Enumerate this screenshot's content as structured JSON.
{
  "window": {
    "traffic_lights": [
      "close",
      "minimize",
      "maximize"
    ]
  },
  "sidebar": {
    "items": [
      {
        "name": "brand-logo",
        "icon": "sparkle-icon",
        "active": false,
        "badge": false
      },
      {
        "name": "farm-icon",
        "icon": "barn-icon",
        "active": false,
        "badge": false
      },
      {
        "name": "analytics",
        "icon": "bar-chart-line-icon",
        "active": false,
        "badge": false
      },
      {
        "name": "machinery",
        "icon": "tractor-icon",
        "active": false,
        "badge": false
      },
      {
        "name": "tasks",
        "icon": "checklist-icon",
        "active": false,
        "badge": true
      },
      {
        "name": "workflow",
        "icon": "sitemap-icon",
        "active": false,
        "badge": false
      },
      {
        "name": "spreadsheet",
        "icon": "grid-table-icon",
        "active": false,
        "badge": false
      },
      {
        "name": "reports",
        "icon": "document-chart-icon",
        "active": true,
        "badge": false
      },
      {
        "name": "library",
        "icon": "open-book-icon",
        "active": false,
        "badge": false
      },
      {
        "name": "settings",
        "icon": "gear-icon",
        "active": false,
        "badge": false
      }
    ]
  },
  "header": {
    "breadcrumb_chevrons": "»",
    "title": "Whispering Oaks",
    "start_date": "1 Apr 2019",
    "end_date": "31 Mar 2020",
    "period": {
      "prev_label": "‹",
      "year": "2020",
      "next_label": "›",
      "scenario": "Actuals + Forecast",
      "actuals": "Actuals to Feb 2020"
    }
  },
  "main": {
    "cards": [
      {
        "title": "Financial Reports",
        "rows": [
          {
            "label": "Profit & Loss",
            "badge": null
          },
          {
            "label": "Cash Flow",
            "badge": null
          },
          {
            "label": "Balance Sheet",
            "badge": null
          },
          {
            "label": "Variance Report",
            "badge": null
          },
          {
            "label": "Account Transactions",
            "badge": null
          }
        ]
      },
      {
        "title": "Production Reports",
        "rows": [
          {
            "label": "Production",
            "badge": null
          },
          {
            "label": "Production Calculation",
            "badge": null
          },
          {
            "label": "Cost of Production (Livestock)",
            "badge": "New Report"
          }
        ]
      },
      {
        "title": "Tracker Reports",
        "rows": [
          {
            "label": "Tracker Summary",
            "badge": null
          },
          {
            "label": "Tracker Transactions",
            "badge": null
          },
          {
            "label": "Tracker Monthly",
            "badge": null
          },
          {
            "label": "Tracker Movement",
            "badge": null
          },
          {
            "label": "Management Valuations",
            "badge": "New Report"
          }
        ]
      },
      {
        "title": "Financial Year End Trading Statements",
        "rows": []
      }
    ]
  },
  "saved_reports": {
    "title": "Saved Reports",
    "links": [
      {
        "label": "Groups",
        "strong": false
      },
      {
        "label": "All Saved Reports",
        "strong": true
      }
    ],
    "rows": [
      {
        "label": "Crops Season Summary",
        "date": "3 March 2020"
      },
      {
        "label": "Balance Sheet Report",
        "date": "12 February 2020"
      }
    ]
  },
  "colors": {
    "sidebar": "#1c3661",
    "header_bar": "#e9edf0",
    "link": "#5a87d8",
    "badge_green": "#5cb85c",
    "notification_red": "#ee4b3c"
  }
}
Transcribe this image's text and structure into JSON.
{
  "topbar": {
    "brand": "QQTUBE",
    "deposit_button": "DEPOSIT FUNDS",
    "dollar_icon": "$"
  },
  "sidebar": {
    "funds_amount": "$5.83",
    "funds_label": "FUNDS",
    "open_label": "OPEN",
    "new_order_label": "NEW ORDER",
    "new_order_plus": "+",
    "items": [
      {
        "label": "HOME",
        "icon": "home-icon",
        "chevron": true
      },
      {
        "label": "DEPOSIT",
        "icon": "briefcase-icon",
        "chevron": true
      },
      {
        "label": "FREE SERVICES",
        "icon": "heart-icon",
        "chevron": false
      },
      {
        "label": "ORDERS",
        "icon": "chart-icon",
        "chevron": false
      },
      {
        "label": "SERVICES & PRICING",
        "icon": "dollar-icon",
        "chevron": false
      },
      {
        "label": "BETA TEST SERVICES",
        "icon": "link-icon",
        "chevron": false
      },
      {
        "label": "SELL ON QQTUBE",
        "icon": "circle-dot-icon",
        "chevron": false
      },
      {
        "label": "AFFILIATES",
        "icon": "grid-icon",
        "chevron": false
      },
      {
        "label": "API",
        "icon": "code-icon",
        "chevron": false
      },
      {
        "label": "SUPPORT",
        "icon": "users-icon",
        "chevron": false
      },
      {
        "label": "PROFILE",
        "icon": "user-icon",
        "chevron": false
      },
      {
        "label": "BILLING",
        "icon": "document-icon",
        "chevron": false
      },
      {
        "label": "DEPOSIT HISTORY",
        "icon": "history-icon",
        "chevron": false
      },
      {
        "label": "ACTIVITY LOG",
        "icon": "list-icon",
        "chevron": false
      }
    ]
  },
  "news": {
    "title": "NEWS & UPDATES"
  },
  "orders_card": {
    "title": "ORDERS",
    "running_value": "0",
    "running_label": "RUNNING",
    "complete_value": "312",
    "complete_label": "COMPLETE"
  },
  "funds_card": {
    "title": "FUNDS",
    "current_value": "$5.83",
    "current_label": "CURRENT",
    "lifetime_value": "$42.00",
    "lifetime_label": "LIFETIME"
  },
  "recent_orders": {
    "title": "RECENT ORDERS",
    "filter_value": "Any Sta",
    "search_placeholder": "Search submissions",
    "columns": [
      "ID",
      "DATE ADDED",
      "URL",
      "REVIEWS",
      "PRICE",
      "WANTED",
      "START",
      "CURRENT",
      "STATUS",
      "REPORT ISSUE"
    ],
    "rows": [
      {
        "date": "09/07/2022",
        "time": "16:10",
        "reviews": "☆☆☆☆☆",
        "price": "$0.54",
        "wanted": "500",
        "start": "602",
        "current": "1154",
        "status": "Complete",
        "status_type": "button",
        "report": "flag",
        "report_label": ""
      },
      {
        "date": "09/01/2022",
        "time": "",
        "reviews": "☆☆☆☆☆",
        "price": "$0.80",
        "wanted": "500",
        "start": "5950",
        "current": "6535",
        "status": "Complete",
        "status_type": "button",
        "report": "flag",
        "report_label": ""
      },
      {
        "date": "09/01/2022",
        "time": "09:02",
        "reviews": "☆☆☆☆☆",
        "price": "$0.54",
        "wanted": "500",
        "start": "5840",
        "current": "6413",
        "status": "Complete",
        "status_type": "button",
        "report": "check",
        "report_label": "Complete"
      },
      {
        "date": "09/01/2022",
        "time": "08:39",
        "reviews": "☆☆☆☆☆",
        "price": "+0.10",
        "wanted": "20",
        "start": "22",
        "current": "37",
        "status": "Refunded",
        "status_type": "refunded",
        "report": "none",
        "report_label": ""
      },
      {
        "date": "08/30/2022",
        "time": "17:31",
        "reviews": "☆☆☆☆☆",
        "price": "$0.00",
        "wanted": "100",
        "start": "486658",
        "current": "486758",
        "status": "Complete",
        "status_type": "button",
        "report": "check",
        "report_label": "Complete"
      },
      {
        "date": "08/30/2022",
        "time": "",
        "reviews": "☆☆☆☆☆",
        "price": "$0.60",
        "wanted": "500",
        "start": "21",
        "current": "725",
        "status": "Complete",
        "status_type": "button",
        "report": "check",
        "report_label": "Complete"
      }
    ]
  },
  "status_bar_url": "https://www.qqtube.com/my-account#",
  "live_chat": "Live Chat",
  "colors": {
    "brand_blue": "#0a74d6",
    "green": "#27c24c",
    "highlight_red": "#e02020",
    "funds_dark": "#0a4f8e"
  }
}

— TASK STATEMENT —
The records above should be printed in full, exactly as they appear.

— RESPONSE BELOW —
Enumerate this screenshot's content as structured JSON.
{
  "window": {
    "traffic_lights": [
      "close",
      "minimize",
      "maximize"
    ]
  },
  "sidebar": {
    "items": [
      {
        "name": "brand-logo",
        "icon": "sparkle-icon",
        "active": false,
        "badge": false
      },
      {
        "name": "farm-icon",
        "icon": "barn-icon",
        "active": false,
        "badge": false
      },
      {
        "name": "analytics",
        "icon": "bar-chart-line-icon",
        "active": false,
        "badge": false
      },
      {
        "name": "machinery",
        "icon": "tractor-icon",
        "active": false,
        "badge": false
      },
      {
        "name": "tasks",
        "icon": "checklist-icon",
        "active": false,
        "badge": true
      },
      {
        "name": "workflow",
        "icon": "sitemap-icon",
        "active": false,
        "badge": false
      },
      {
        "name": "spreadsheet",
        "icon": "grid-table-icon",
        "active": false,
        "badge": false
      },
      {
        "name": "reports",
        "icon": "document-chart-icon",
        "active": true,
        "badge": false
      },
      {
        "name": "library",
        "icon": "open-book-icon",
        "active": false,
        "badge": false
      },
      {
        "name": "settings",
        "icon": "gear-icon",
        "active": false,
        "badge": false
      }
    ]
  },
  "header": {
    "breadcrumb_chevrons": "»",
    "title": "Whispering Oaks",
    "start_date": "1 Apr 2019",
    "end_date": "31 Mar 2020",
    "period": {
      "prev_label": "‹",
      "year": "2020",
      "next_label": "›",
      "scenario": "Actuals + Forecast",
      "actuals": "Actuals to Feb 2020"
    }
  },
  "main": {
    "cards": [
      {
        "title": "Financial Reports",
        "rows": [
          {
            "label": "Profit & Loss",
            "badge": null
          },
          {
            "label": "Cash Flow",
            "badge": null
          },
          {
            "label": "Balance Sheet",
            "badge": null
          },
          {
            "label": "Variance Report",
            "badge": null
          },
          {
            "label": "Account Transactions",
            "badge": null
          }
        ]
      },
      {
        "title": "Production Reports",
        "rows": [
          {
            "label": "Production",
            "badge": null
          },
          {
            "label": "Production Calculation",
            "badge": null
          },
          {
            "label": "Cost of Production (Livestock)",
            "badge": "New Report"
          }
        ]
      },
      {
        "title": "Tracker Reports",
        "rows": [
          {
            "label": "Tracker Summary",
            "badge": null
          },
          {
            "label": "Tracker Transactions",
            "badge": null
          },
          {
            "label": "Tracker Monthly",
            "badge": null
          },
          {
            "label": "Tracker Movement",
            "badge": null
          },
          {
            "label": "Management Valuations",
            "badge": "New Report"
          }
        ]
      },
      {
        "title": "Financial Year End Trading Statements",
        "rows": []
      }
    ]
  },
  "saved_reports": {
    "title": "Saved Reports",
    "links": [
      {
        "label": "Groups",
        "strong": false
      },
      {
        "label": "All Saved Reports",
        "strong": true
      }
    ],
    "rows": [
      {
        "label": "Crops Season Summary",
        "date": "3 March 2020"
      },
      {
        "label": "Balance Sheet Report",
        "date": "12 February 2020"
      }
    ]
  },
  "colors": {
    "sidebar": "#1c3661",
    "header_bar": "#e9edf0",
    "link": "#5a87d8",
    "badge_green": "#5cb85c",
    "notification_red": "#ee4b3c"
  }
}
Transcribe this image's text and structure into JSON.
{
  "topbar": {
    "brand": "QQTUBE",
    "deposit_button": "DEPOSIT FUNDS",
    "dollar_icon": "$"
  },
  "sidebar": {
    "funds_amount": "$5.83",
    "funds_label": "FUNDS",
    "open_label": "OPEN",
    "new_order_label": "NEW ORDER",
    "new_order_plus": "+",
    "items": [
      {
        "label": "HOME",
        "icon": "home-icon",
        "chevron": true
      },
      {
        "label": "DEPOSIT",
        "icon": "briefcase-icon",
        "chevron": true
      },
      {
        "label": "FREE SERVICES",
        "icon": "heart-icon",
        "chevron": false
      },
      {
        "label": "ORDERS",
        "icon": "chart-icon",
        "chevron": false
      },
      {
        "label": "SERVICES & PRICING",
        "icon": "dollar-icon",
        "chevron": false
      },
      {
        "label": "BETA TEST SERVICES",
        "icon": "link-icon",
        "chevron": false
      },
      {
        "label": "SELL ON QQTUBE",
        "icon": "circle-dot-icon",
        "chevron": false
      },
      {
        "label": "AFFILIATES",
        "icon": "grid-icon",
        "chevron": false
      },
      {
        "label": "API",
        "icon": "code-icon",
        "chevron": false
      },
      {
        "label": "SUPPORT",
        "icon": "users-icon",
        "chevron": false
      },
      {
        "label": "PROFILE",
        "icon": "user-icon",
        "chevron": false
      },
      {
        "label": "BILLING",
        "icon": "document-icon",
        "chevron": false
      },
      {
        "label": "DEPOSIT HISTORY",
        "icon": "history-icon",
        "chevron": false
      },
      {
        "label": "ACTIVITY LOG",
        "icon": "list-icon",
        "chevron": false
      }
    ]
  },
  "news": {
    "title": "NEWS & UPDATES"
  },
  "orders_card": {
    "title": "ORDERS",
    "running_value": "0",
    "running_label": "RUNNING",
    "complete_value": "312",
    "complete_label": "COMPLETE"
  },
  "funds_card": {
    "title": "FUNDS",
    "current_value": "$5.83",
    "current_label": "CURRENT",
    "lifetime_value": "$42.00",
    "lifetime_label": "LIFETIME"
  },
  "recent_orders": {
    "title": "RECENT ORDERS",
    "filter_value": "Any Sta",
    "search_placeholder": "Search submissions",
    "columns": [
      "ID",
      "DATE ADDED",
      "URL",
      "REVIEWS",
      "PRICE",
      "WANTED",
      "START",
      "CURRENT",
      "STATUS",
      "REPORT ISSUE"
    ],
    "rows": [
      {
        "date": "09/07/2022",
        "time": "16:10",
        "reviews": "☆☆☆☆☆",
        "price": "$0.54",
        "wanted": "500",
        "start": "602",
        "current": "1154",
        "status": "Complete",
        "status_type": "button",
        "report": "flag",
        "report_label": ""
      },
      {
        "date": "09/01/2022",
        "time": "",
        "reviews": "☆☆☆☆☆",
        "price": "$0.80",
        "wanted": "500",
        "start": "5950",
        "current": "6535",
        "status": "Complete",
        "status_type": "button",
        "report": "flag",
        "report_label": ""
      },
      {
        "date": "09/01/2022",
        "time": "09:02",
        "reviews": "☆☆☆☆☆",
        "price": "$0.54",
        "wanted": "500",
        "start": "5840",
        "current": "6413",
        "status": "Complete",
        "status_type": "button",
        "report": "check",
        "report_label": "Complete"
      },
      {
        "date": "09/01/2022",
        "time": "08:39",
        "reviews": "☆☆☆☆☆",
        "price": "+0.10",
        "wanted": "20",
        "start": "22",
        "current": "37",
        "status": "Refunded",
        "status_type": "refunded",
        "report": "none",
        "report_label": ""
      },
      {
        "date": "08/30/2022",
        "time": "17:31",
        "reviews": "☆☆☆☆☆",
        "price": "$0.00",
        "wanted": "100",
        "start": "486658",
        "current": "486758",
        "status": "Complete",
        "status_type": "button",
        "report": "check",
        "report_label": "Complete"
      },
      {
        "date": "08/30/2022",
        "time": "",
        "reviews": "☆☆☆☆☆",
        "price": "$0.60",
        "wanted": "500",
        "start": "21",
        "current": "725",
        "status": "Complete",
        "status_type": "button",
        "report": "check",
        "report_label": "Complete"
      }
    ]
  },
  "status_bar_url": "https://www.qqtube.com/my-account#",
  "live_chat": "Live Chat",
  "colors": {
    "brand_blue": "#0a74d6",
    "green": "#27c24c",
    "highlight_red": "#e02020",
    "funds_dark": "#0a4f8e"
  }
}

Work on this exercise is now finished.